Moscow, 27 May 1998 (RFE/RL) -- The International Monetary Fund has given its backing to recent austerity measures undertaken by the Russian government, but financial markets continued their steep slide today.
President Boris Yeltsin yesterday signed off on deep spending cuts to shore up Russia's shaky finances and restore the confidence of investors. The spending cuts are part of an austerity package drawn up by the government to trim the budget deficit as the cost of domestic borrowing soars. But concerns about a possible debt repayment problem is putting pressure on the ruble.
Jittery investors continued to pull out of the government treasury bill market, where yields on government treasury bills have been pushed up to 63 percent, their highest since late 1996. The stock market plunged more than 7 percent today, bringing it down to its lowest level since January 1997. The ruble also felt the market squeeze, falling to 6.18 to the U.S. dollar yesterday from 6.15 Monday.
The IMF tried to calm markets late Tuesday welcoming Yeltsin's backing of the spending cuts. It said: "Together with the progress being made on structural reform and the firm monetary stance of the Central Bank of Russia, a resolution of the fiscal problem should encourage a revival of growth while assuring a continuation of low inflation and exchange rate stability."
The statement said the IMF hoped to make a decision on releasing a delayed tranche of $670 million in the next few days. The tranche is part of an existing $10 billion loan program which has been frozen because of poor tax collection. The IMF said it is sending John Odling-Smee, director of its European department, to Moscow tomorrow to complete its review.
There has been widespread speculation of an emergency IMF bail-out package ever since markets went into a tailspin earlier this month. But Finance Minister Mikhail Zadornov yesterday denied reports that the government had asked for a stabilization package to ease pressure on the government debt market.

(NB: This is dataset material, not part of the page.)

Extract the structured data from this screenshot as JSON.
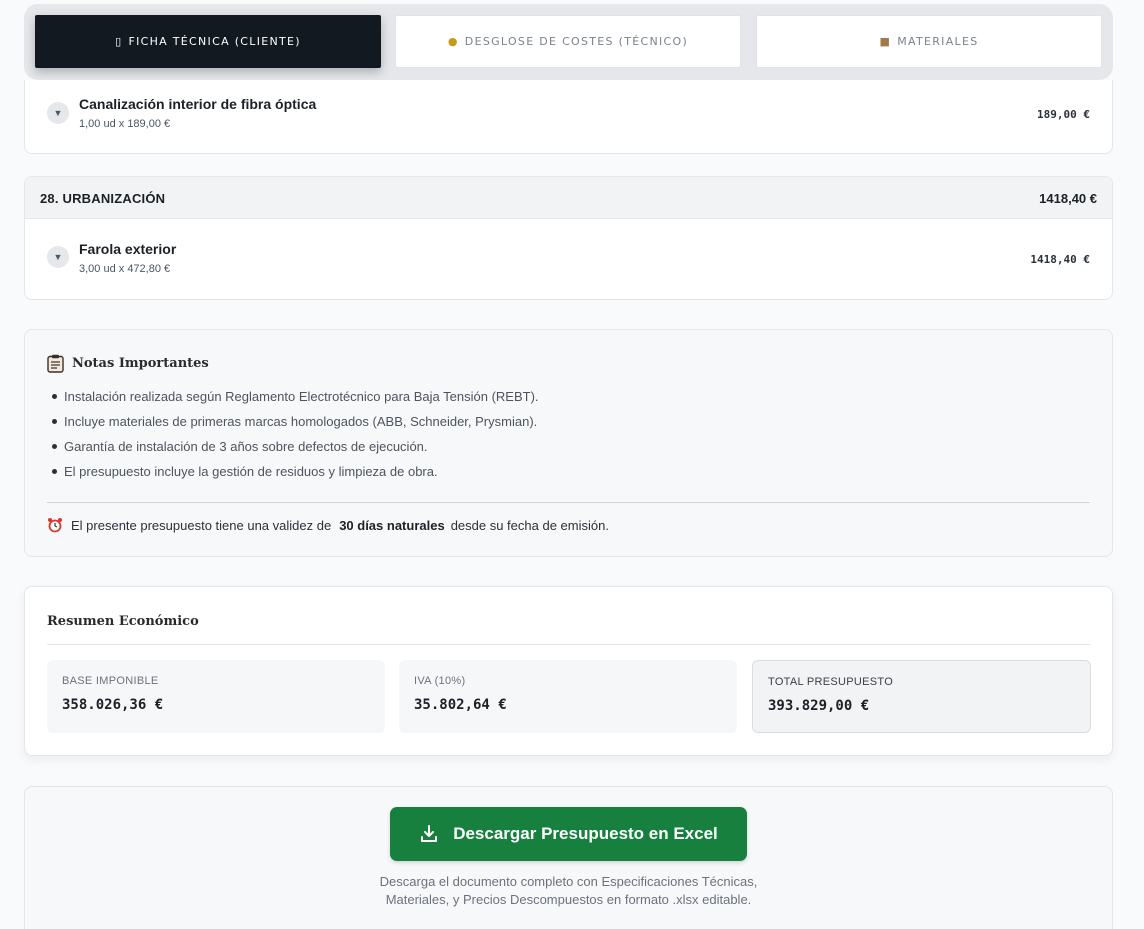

But he left the door open to eventual IMF help, saying "The Finance Ministry has not officially requested assistance from either the IMF or other creditors, although we are considering different options."
Deputy Prime Minister Viktor Khristenko, however, said the possibility of acquiring additional IMF funds had been raised. As he put it: "About the stabilization fund, we have been negotiating possible financial support for Russia both with the World Bank and the IMF."

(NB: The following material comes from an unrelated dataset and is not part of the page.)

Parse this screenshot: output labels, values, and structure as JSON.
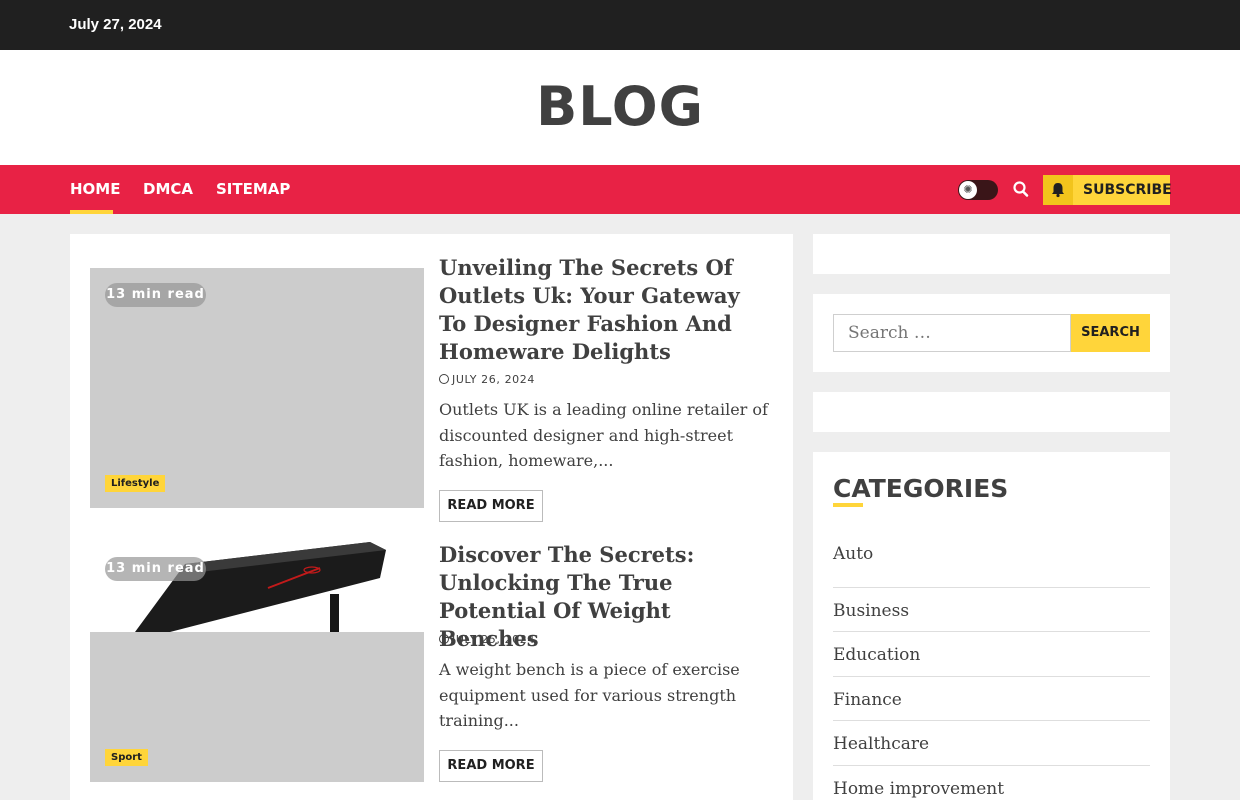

But some economists believe the IMF wants to see Russia clean up its messy finances before it agrees to additional loans.

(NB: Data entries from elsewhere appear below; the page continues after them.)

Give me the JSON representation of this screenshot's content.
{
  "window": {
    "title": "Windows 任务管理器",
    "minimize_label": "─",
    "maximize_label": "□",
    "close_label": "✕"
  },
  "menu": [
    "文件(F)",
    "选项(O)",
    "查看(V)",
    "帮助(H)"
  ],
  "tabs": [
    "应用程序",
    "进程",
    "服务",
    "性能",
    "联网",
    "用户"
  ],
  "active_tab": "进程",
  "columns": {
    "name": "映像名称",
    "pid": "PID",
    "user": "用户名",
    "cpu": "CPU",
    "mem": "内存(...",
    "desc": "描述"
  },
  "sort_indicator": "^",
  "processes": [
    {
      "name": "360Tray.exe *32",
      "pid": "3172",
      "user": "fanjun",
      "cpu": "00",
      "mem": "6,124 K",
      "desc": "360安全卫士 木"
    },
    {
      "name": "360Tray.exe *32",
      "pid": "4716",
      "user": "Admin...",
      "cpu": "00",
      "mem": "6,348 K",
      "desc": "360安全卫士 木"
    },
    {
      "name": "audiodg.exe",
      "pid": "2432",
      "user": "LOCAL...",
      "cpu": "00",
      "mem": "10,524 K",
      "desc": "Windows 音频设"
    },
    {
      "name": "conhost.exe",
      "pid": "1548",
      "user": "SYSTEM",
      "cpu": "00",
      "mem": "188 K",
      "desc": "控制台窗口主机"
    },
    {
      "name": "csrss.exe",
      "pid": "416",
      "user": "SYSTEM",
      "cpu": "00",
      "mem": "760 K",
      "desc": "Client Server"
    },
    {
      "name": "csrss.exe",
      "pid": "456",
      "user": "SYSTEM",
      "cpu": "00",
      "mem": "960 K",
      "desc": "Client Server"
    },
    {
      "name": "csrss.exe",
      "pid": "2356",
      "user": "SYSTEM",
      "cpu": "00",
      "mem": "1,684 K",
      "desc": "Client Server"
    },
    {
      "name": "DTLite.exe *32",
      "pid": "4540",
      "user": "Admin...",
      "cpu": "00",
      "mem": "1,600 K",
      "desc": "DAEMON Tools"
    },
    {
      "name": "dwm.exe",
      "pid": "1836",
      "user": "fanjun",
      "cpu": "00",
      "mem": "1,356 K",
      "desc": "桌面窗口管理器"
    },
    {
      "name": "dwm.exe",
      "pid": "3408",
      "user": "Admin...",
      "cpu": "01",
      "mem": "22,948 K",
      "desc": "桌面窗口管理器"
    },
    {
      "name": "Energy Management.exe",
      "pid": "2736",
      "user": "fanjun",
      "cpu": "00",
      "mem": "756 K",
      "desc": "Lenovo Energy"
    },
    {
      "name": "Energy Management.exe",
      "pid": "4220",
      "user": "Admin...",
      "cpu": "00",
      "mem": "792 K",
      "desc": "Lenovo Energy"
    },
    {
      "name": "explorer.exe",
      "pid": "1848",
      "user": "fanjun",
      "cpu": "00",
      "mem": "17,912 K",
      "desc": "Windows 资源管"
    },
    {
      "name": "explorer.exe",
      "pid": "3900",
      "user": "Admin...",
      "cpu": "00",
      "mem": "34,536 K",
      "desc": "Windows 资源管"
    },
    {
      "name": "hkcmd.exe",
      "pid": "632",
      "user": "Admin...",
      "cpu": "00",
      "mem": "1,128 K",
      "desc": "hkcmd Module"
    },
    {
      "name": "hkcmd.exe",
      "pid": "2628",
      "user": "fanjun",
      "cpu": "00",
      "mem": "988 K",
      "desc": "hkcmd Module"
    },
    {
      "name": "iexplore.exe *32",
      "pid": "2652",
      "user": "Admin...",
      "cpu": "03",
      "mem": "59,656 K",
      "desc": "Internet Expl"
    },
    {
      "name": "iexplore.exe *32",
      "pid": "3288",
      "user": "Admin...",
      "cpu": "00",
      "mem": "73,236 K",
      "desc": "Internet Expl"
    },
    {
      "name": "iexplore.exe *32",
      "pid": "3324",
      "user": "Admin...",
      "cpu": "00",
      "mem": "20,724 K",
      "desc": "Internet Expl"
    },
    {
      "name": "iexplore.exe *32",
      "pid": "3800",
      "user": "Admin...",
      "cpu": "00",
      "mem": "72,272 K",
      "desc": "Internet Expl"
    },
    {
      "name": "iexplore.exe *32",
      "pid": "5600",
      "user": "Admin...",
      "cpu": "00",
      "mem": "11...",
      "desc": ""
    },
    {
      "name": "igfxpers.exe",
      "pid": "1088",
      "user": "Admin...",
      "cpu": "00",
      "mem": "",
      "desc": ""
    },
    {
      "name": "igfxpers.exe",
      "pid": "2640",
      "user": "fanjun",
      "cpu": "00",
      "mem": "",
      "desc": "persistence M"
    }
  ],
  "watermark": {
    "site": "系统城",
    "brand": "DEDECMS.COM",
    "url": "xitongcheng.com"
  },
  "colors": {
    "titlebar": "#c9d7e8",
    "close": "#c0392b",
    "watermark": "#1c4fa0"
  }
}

The IMF's concerns were partly met by Yeltsin's approval of spending cuts totaling 40 billion rubles ($6.5 billion), but Zadornov said low tax revenues could force the government to slash spending by an additional 22 billion rubles this year.
In addition to the spending cuts, Zadornov and Khristenko outlined a series of steps Tuesday to boost revenues by up to 14 billion rubles this year, including stepping up bankruptcy proceedings and cracking down on abuse of tax free zones within Russia.
Khristenko also pledged to boost tax collection, but previous promises have failed to produce any real changes. The head of the State Tax Service, Alexander Pochinok, underscored the depth of the problem Tuesday when he said revenues were on the decline.
The austerity plan comes as the government is still reeling from a wave of strikes by unpaid coal miners, who called off their protests this week.
While the government managed to appease miners, it failed persuade investors that it has the financial situation is under control.
Paul Iacovacci, managing director of trading and sales at Troika Dialog said: "No one is willing to stick their necks out until they see concrete changes in fiscal policy. People are really afraid of a devaluation."
Russia's stock market has fallen by nearly 50 percent since the beginning of the year, after finishing 1997 as the best performing emerging market in the world.